- Acerca del Hambre
- Erradicar el Hambre
- Nuestro Impacto
- Cómo Puede Ayudar
In 2005, through the Paris Declaration on Aid Effectiveness, the international community accepted ambitious commitments to improve the impact of development assistance. Today, important questions emerge: to what extent have these commitments been implemented? Is aid being delivered in a more effective way?
In 2008, the Accra Agenda for Action called for greater focus on country ownership, accountability and transparency, and inclusive partnerships. Globally, progress has been made but more needs to be done. In general, the governments of developing countries have gone further than donors in implementing their commitments, though efforts and progress vary. At the country level, aid effectiveness efforts have had wider impact on institutions and, in turn, on development results.
Since 2005, the Paris principles have been adapted by a growing number of stakeholders, including civil society and parliaments, to specific needs and situations. However, efforts to meet the needs of the poorest people must be stepped up. Aid is only one element of the development process; the Paris principles are also applicable to other development efforts, such as South-South cooperation. The Fourth High-Level Forum on Aid Effectiveness (Busan, Korea, Nov. 29 – Dec. 1, 2011), should forge deeper political commitment and identify concrete follow-through actions. The post-Busan agenda should ensure that aid supports development priorities, especially the Millennium Development Goals.

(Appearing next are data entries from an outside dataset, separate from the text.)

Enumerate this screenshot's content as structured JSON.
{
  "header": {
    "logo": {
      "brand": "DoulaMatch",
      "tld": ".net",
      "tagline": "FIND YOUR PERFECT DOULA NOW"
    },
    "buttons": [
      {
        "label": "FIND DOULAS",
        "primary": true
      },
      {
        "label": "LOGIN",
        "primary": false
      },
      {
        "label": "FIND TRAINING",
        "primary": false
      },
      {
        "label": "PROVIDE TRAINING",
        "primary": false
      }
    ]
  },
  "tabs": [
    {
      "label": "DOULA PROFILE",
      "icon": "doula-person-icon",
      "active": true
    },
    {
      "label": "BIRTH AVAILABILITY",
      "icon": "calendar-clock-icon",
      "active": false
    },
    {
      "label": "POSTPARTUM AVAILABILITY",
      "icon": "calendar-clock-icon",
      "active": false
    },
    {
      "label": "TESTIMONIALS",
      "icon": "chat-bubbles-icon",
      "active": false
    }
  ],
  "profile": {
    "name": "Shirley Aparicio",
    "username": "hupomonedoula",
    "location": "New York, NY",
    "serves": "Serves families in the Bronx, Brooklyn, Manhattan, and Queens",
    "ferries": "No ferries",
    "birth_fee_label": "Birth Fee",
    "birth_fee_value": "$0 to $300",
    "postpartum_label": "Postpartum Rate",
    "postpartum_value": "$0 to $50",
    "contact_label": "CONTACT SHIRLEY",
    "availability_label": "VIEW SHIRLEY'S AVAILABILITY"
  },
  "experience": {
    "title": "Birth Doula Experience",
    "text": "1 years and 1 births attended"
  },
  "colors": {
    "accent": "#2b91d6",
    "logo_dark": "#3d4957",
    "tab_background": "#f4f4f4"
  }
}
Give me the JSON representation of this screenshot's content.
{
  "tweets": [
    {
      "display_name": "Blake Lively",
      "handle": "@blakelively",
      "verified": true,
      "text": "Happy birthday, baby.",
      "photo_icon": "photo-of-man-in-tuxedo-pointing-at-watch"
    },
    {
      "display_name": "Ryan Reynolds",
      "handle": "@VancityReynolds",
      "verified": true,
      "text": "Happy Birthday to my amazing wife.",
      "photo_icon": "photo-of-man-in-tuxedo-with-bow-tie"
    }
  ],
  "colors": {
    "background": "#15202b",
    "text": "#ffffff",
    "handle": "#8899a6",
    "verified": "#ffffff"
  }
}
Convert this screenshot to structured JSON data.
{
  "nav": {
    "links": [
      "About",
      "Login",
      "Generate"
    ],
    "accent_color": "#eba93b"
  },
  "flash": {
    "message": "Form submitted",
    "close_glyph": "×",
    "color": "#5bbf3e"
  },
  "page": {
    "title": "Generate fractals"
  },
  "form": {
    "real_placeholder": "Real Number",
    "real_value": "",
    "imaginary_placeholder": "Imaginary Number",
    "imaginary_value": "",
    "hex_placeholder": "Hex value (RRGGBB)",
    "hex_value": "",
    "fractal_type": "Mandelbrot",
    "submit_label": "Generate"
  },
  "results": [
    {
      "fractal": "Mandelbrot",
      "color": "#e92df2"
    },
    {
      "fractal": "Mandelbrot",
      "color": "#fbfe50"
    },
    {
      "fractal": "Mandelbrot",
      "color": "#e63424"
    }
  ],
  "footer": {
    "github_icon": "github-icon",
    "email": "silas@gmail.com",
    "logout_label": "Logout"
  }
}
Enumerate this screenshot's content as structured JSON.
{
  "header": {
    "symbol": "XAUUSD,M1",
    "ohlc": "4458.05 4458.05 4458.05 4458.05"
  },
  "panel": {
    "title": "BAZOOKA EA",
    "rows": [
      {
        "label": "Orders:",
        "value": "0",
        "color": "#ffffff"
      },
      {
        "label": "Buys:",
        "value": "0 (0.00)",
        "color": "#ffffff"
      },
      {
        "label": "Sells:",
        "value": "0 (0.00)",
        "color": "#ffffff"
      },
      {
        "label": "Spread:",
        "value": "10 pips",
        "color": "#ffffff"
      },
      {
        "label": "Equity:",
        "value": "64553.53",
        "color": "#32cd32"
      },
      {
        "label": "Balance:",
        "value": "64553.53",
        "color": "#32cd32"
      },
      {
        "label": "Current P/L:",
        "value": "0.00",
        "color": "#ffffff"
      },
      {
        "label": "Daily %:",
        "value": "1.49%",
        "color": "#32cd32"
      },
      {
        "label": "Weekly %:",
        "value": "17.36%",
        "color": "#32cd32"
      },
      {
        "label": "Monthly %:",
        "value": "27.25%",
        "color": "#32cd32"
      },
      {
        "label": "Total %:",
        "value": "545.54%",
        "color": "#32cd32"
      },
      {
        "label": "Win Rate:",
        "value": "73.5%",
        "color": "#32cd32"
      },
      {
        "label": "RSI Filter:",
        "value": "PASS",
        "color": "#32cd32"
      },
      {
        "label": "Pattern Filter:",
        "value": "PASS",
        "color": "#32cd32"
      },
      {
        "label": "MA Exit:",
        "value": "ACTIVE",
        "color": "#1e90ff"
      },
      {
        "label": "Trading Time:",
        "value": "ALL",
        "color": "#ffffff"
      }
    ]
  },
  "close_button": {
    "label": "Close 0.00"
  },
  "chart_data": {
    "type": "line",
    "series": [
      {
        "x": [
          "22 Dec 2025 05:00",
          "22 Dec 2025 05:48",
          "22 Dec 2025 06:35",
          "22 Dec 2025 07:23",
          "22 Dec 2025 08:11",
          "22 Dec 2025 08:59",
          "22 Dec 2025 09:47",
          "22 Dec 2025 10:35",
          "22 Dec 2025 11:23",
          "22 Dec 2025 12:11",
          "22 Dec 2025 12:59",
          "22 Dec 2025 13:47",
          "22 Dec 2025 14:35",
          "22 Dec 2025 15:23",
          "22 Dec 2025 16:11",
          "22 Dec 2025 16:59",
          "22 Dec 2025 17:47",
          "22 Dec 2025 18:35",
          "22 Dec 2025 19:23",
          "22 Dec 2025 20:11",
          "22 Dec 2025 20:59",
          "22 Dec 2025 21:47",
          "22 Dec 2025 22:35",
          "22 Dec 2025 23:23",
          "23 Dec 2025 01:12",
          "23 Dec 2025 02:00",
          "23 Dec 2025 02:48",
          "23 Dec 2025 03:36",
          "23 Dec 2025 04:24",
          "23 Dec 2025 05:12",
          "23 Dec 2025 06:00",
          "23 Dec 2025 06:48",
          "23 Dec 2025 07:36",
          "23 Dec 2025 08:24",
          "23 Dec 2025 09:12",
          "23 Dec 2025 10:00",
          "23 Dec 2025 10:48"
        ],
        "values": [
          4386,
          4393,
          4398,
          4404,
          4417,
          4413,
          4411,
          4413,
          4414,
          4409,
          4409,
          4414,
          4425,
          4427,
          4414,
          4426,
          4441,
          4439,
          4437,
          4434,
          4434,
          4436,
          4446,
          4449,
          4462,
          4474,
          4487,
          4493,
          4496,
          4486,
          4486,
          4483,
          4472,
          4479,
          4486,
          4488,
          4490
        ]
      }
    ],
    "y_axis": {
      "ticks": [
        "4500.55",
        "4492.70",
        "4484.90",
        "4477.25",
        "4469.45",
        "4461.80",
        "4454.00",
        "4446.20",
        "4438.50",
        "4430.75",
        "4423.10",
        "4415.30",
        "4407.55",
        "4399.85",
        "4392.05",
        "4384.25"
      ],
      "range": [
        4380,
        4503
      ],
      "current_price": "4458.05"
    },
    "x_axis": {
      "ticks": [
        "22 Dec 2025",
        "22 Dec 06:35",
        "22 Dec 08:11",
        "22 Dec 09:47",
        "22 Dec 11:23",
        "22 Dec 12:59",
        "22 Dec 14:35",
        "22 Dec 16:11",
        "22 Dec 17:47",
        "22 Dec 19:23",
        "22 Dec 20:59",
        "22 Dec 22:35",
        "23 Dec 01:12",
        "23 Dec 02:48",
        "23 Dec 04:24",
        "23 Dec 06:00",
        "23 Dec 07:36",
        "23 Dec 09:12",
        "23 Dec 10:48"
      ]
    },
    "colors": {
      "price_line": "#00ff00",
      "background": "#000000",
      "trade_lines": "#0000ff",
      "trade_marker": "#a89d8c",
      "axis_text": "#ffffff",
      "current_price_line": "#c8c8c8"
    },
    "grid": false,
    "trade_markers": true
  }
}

Hunger and food insecurity add at least $160 billion a year to U.S. healthcare costs.
Mass incarceration has far-reaching effects in the United States. It poses a significant barrier to ending U.S. hunger and poverty by 2030—a goal the United States adopted in 2015. But the connection is not always obvious.
The United States has long been a global leader in responding to humanitarian emergencies. Food assistance that includes nutritious food for pregnant women and young children is both a life-and-death matter for individuals and an economic imperative for countries.
Dear Members of Congress,
As the president and Congress are preparing their plans for this year, almost 100 church leaders—from all the families of U.S. Christianity—are...
This devotional guide invites deepened relationship with and among Pan-African people and elected leaders in the mission to end hunger and poverty.
Thank you for inviting me to preach here at Duke University Chapel. And I especially want to thank the Bread for the World members who have come this morning.
Bruce Puckett urged...
A set of how-to sheets for carrying out advocacy and fact sheets on the current issues Bread for the World is working on.
For new and current Bread grassroots hunger activists.
Ideal as a starter toolkit for new Bread activists or as a set of updates for current activists.
Unnecessarily long prison sentences, combined with the lack of rehabilitative programs for people in prison, exacerbate hunger, poverty, and existing inequalities.
Overly harsh mandatory minimum prison sentences have contributed to the rapid increase of our country’s prison population. The...
Learn more about the principles that Bread for the World supports regarding health reform.